Material for this exercise:
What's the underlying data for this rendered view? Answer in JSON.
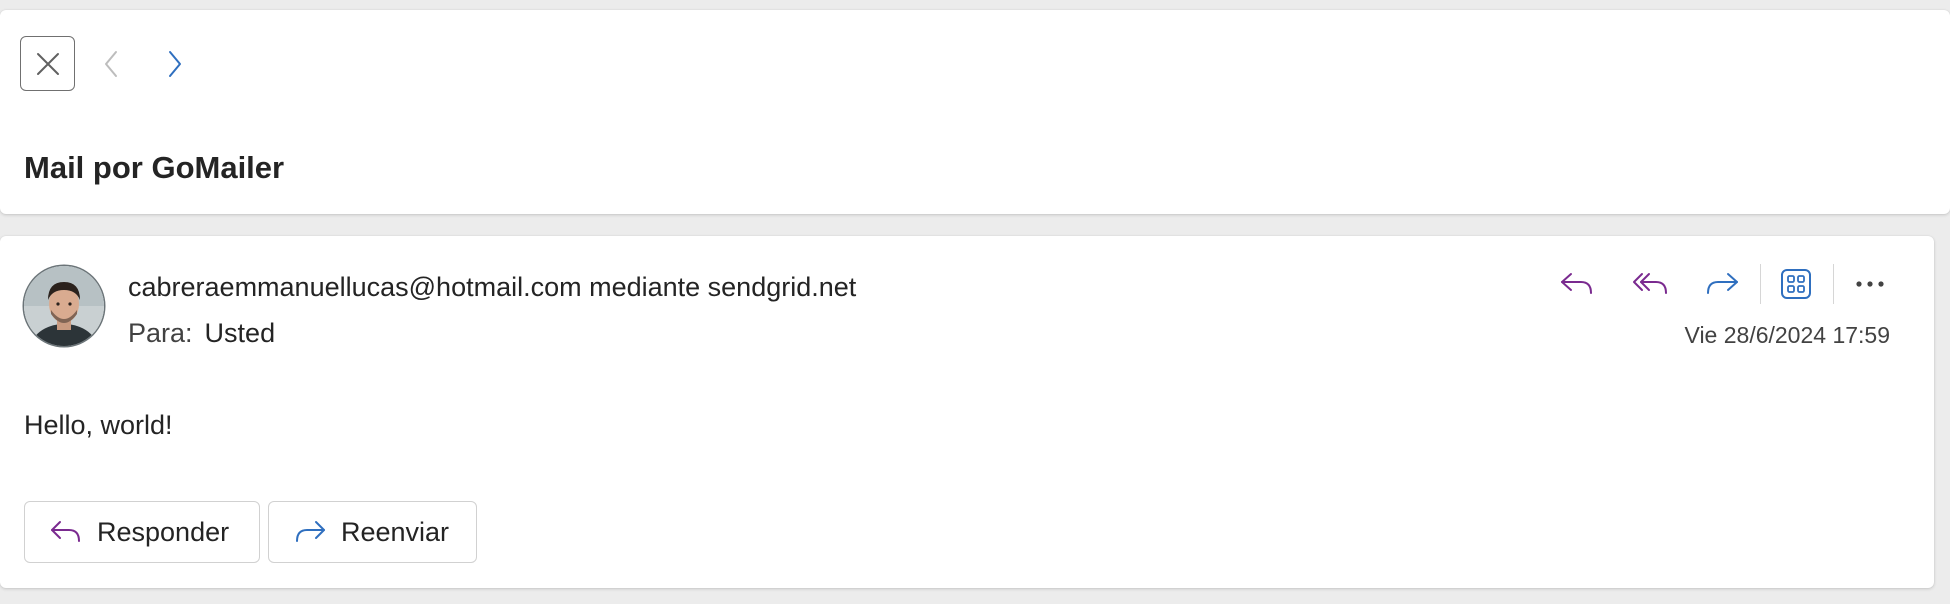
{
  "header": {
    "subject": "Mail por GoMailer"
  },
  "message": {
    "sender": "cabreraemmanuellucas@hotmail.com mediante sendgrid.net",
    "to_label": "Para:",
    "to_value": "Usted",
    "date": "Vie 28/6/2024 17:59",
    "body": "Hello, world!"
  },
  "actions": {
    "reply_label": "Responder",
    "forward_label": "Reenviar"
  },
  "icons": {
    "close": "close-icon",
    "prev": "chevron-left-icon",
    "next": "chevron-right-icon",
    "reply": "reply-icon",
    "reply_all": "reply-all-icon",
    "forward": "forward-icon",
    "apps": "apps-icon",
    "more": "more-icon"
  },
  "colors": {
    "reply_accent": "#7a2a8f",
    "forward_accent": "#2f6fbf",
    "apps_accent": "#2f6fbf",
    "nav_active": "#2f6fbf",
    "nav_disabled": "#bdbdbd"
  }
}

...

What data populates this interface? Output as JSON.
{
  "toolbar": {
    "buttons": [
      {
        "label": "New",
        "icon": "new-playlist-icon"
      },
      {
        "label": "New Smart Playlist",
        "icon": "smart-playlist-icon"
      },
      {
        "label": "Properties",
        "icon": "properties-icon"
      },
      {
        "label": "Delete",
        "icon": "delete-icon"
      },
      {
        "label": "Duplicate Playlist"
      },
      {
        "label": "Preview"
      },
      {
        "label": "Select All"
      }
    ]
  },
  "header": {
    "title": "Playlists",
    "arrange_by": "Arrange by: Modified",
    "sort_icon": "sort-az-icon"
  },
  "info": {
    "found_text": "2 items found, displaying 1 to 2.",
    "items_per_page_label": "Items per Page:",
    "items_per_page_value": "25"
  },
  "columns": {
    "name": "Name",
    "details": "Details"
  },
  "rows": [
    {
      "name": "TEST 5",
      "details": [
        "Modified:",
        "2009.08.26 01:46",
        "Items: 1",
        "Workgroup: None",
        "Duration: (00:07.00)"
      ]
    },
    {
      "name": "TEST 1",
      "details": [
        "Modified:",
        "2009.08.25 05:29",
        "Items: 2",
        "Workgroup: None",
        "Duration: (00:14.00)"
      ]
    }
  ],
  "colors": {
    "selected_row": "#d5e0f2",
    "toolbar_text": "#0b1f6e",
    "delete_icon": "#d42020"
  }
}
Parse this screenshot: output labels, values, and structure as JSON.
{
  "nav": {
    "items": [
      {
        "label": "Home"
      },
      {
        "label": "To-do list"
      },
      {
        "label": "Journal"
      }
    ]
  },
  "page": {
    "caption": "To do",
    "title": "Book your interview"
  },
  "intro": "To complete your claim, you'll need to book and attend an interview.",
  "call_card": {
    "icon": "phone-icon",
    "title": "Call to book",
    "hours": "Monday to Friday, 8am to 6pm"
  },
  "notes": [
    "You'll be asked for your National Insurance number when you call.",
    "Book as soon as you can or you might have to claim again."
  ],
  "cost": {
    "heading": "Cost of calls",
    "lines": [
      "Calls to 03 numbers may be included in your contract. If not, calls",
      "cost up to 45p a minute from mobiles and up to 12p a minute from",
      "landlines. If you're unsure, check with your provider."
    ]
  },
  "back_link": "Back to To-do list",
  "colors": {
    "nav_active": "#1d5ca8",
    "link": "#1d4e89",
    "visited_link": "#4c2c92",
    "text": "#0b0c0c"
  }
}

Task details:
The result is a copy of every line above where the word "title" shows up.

Task response:
    "title": "Playlists",
    "title": "Book your interview"
    "title": "Call to book",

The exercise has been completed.